▸ Problem description
Without the images, print all the entries below exactly as given.

▸ Exercise materials

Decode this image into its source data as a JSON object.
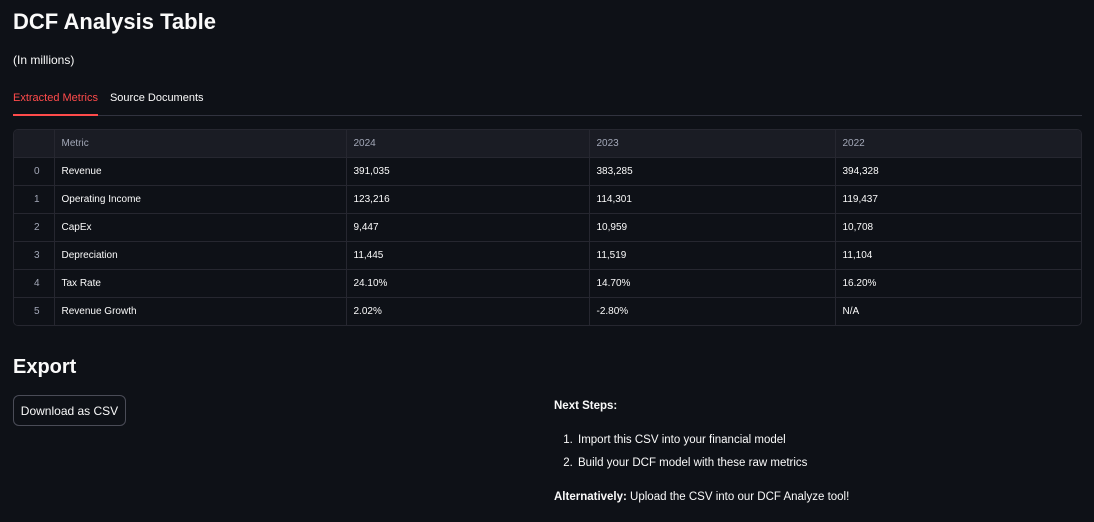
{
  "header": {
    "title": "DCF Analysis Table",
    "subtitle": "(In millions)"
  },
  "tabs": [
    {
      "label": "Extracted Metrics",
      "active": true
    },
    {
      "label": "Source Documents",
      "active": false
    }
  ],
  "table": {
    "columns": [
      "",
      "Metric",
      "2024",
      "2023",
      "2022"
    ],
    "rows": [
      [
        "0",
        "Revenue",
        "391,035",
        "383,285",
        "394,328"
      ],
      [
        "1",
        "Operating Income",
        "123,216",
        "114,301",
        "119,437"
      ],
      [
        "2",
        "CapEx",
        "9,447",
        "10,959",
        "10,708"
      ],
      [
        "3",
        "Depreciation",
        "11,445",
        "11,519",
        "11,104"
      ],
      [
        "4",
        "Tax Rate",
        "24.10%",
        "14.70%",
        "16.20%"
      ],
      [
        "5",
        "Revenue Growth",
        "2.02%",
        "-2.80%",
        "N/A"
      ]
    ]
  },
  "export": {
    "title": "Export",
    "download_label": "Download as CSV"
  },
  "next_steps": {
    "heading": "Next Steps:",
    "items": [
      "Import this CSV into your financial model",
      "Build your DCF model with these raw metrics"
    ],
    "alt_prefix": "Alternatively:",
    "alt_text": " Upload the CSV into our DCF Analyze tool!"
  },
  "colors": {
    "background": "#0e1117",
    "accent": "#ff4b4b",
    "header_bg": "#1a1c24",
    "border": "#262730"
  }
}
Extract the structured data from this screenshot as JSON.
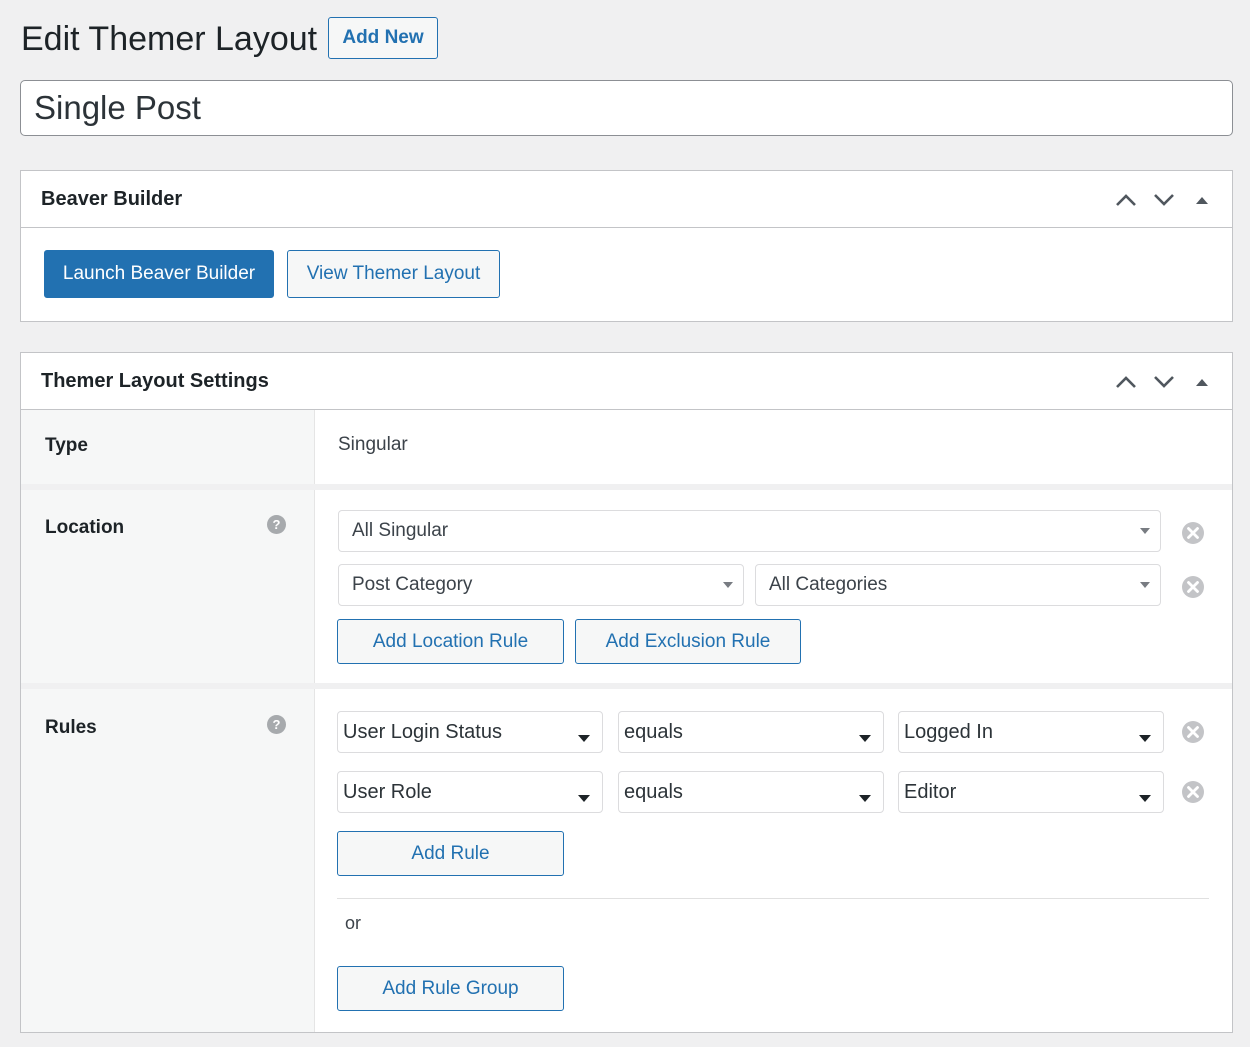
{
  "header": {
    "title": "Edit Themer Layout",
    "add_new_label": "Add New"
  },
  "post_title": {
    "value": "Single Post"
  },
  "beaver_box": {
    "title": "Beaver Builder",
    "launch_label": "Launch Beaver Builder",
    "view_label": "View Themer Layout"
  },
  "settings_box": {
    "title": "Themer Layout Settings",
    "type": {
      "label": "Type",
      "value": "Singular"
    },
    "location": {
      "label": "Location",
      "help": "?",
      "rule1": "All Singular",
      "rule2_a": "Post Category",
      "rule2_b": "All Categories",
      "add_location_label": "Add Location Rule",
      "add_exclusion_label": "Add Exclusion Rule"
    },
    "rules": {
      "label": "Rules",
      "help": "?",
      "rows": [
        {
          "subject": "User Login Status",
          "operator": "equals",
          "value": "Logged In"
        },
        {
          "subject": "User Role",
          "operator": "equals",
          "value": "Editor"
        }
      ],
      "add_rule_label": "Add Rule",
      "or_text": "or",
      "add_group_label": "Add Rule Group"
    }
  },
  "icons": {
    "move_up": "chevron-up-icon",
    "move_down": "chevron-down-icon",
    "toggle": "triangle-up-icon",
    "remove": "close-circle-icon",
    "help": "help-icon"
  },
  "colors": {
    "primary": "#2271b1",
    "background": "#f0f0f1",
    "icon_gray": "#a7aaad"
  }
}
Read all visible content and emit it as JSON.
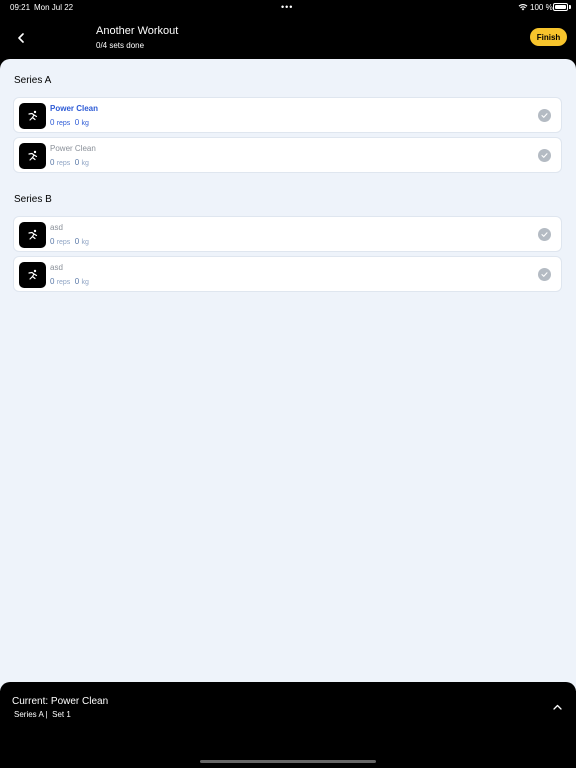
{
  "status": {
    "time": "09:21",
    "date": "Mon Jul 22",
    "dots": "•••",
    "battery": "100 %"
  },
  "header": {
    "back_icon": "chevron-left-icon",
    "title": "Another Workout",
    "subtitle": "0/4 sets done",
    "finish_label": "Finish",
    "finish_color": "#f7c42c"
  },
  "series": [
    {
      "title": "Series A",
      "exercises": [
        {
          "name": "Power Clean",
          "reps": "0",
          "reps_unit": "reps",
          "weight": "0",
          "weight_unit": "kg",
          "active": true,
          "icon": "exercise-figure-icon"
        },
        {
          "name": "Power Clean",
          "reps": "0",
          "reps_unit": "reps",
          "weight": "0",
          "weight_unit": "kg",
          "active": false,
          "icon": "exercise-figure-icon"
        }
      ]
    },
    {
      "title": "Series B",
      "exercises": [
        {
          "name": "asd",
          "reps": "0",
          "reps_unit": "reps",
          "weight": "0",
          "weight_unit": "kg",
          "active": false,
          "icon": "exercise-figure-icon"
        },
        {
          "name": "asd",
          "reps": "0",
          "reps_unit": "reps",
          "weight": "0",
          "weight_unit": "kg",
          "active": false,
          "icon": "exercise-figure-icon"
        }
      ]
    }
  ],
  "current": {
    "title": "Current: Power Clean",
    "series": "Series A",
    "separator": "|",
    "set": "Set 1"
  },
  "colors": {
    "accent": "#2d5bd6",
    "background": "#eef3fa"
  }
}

▸ Answer below
Decode this image into its source data as a JSON object.
{
  "header": {
    "title": "DCF Analysis Table",
    "subtitle": "(In millions)"
  },
  "tabs": [
    {
      "label": "Extracted Metrics",
      "active": true
    },
    {
      "label": "Source Documents",
      "active": false
    }
  ],
  "table": {
    "columns": [
      "",
      "Metric",
      "2024",
      "2023",
      "2022"
    ],
    "rows": [
      [
        "0",
        "Revenue",
        "391,035",
        "383,285",
        "394,328"
      ],
      [
        "1",
        "Operating Income",
        "123,216",
        "114,301",
        "119,437"
      ],
      [
        "2",
        "CapEx",
        "9,447",
        "10,959",
        "10,708"
      ],
      [
        "3",
        "Depreciation",
        "11,445",
        "11,519",
        "11,104"
      ],
      [
        "4",
        "Tax Rate",
        "24.10%",
        "14.70%",
        "16.20%"
      ],
      [
        "5",
        "Revenue Growth",
        "2.02%",
        "-2.80%",
        "N/A"
      ]
    ]
  },
  "export": {
    "title": "Export",
    "download_label": "Download as CSV"
  },
  "next_steps": {
    "heading": "Next Steps:",
    "items": [
      "Import this CSV into your financial model",
      "Build your DCF model with these raw metrics"
    ],
    "alt_prefix": "Alternatively:",
    "alt_text": " Upload the CSV into our DCF Analyze tool!"
  },
  "colors": {
    "background": "#0e1117",
    "accent": "#ff4b4b",
    "header_bg": "#1a1c24",
    "border": "#262730"
  }
}
Extract the structured data from this screenshot as JSON.
{
  "header": {
    "title": "Edit Themer Layout",
    "add_new_label": "Add New"
  },
  "post_title": {
    "value": "Single Post"
  },
  "beaver_box": {
    "title": "Beaver Builder",
    "launch_label": "Launch Beaver Builder",
    "view_label": "View Themer Layout"
  },
  "settings_box": {
    "title": "Themer Layout Settings",
    "type": {
      "label": "Type",
      "value": "Singular"
    },
    "location": {
      "label": "Location",
      "help": "?",
      "rule1": "All Singular",
      "rule2_a": "Post Category",
      "rule2_b": "All Categories",
      "add_location_label": "Add Location Rule",
      "add_exclusion_label": "Add Exclusion Rule"
    },
    "rules": {
      "label": "Rules",
      "help": "?",
      "rows": [
        {
          "subject": "User Login Status",
          "operator": "equals",
          "value": "Logged In"
        },
        {
          "subject": "User Role",
          "operator": "equals",
          "value": "Editor"
        }
      ],
      "add_rule_label": "Add Rule",
      "or_text": "or",
      "add_group_label": "Add Rule Group"
    }
  },
  "icons": {
    "move_up": "chevron-up-icon",
    "move_down": "chevron-down-icon",
    "toggle": "triangle-up-icon",
    "remove": "close-circle-icon",
    "help": "help-icon"
  },
  "colors": {
    "primary": "#2271b1",
    "background": "#f0f0f1",
    "icon_gray": "#a7aaad"
  }
}
Read all visible content and emit it as JSON.
{
  "status": {
    "time": "09:21",
    "date": "Mon Jul 22",
    "dots": "•••",
    "battery": "100 %"
  },
  "header": {
    "back_icon": "chevron-left-icon",
    "title": "Another Workout",
    "subtitle": "0/4 sets done",
    "finish_label": "Finish",
    "finish_color": "#f7c42c"
  },
  "series": [
    {
      "title": "Series A",
      "exercises": [
        {
          "name": "Power Clean",
          "reps": "0",
          "reps_unit": "reps",
          "weight": "0",
          "weight_unit": "kg",
          "active": true,
          "icon": "exercise-figure-icon"
        },
        {
          "name": "Power Clean",
          "reps": "0",
          "reps_unit": "reps",
          "weight": "0",
          "weight_unit": "kg",
          "active": false,
          "icon": "exercise-figure-icon"
        }
      ]
    },
    {
      "title": "Series B",
      "exercises": [
        {
          "name": "asd",
          "reps": "0",
          "reps_unit": "reps",
          "weight": "0",
          "weight_unit": "kg",
          "active": false,
          "icon": "exercise-figure-icon"
        },
        {
          "name": "asd",
          "reps": "0",
          "reps_unit": "reps",
          "weight": "0",
          "weight_unit": "kg",
          "active": false,
          "icon": "exercise-figure-icon"
        }
      ]
    }
  ],
  "current": {
    "title": "Current: Power Clean",
    "series": "Series A",
    "separator": "|",
    "set": "Set 1"
  },
  "colors": {
    "accent": "#2d5bd6",
    "background": "#eef3fa"
  }
}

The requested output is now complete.